__Task to complete__
Copy the records word for word, omitting all pictures.

(Items from an interface collection)
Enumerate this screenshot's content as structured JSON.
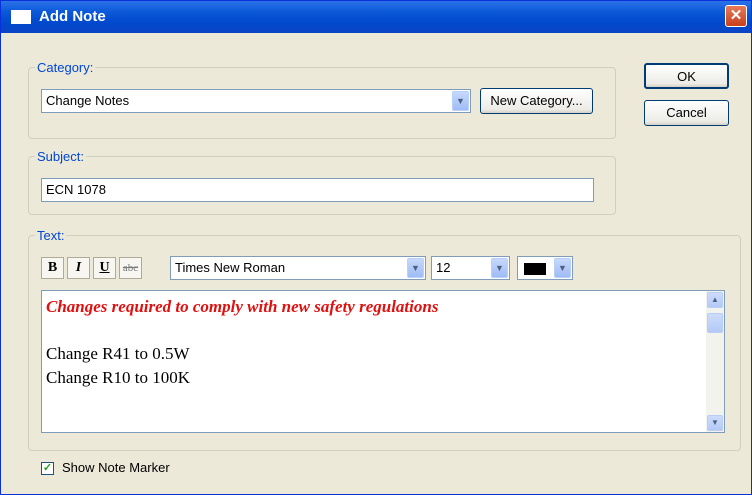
{
  "window": {
    "title": "Add Note",
    "close_symbol": "✕"
  },
  "category": {
    "label": "Category:",
    "selected": "Change Notes",
    "new_category_button": "New Category..."
  },
  "subject": {
    "label": "Subject:",
    "value": "ECN 1078"
  },
  "text_group": {
    "label": "Text:",
    "format_buttons": {
      "bold": "B",
      "italic": "I",
      "underline": "U",
      "strike": "abc"
    },
    "font": "Times New Roman",
    "size": "12",
    "color": "#000000",
    "content_lines": [
      "Changes required to comply with new safety regulations",
      "Change R41 to 0.5W",
      "Change R10 to 100K"
    ],
    "heading_color": "#e01010"
  },
  "buttons": {
    "ok": "OK",
    "cancel": "Cancel"
  },
  "show_marker": {
    "label": "Show Note Marker",
    "checked": true
  }
}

__Solved problem__
Enumerate this screenshot's content as structured JSON.
{
  "window": {
    "title": "Add Note",
    "close_symbol": "✕"
  },
  "category": {
    "label": "Category:",
    "selected": "Change Notes",
    "new_category_button": "New Category..."
  },
  "subject": {
    "label": "Subject:",
    "value": "ECN 1078"
  },
  "text_group": {
    "label": "Text:",
    "format_buttons": {
      "bold": "B",
      "italic": "I",
      "underline": "U",
      "strike": "abc"
    },
    "font": "Times New Roman",
    "size": "12",
    "color": "#000000",
    "content_lines": [
      "Changes required to comply with new safety regulations",
      "Change R41 to 0.5W",
      "Change R10 to 100K"
    ],
    "heading_color": "#e01010"
  },
  "buttons": {
    "ok": "OK",
    "cancel": "Cancel"
  },
  "show_marker": {
    "label": "Show Note Marker",
    "checked": true
  }
}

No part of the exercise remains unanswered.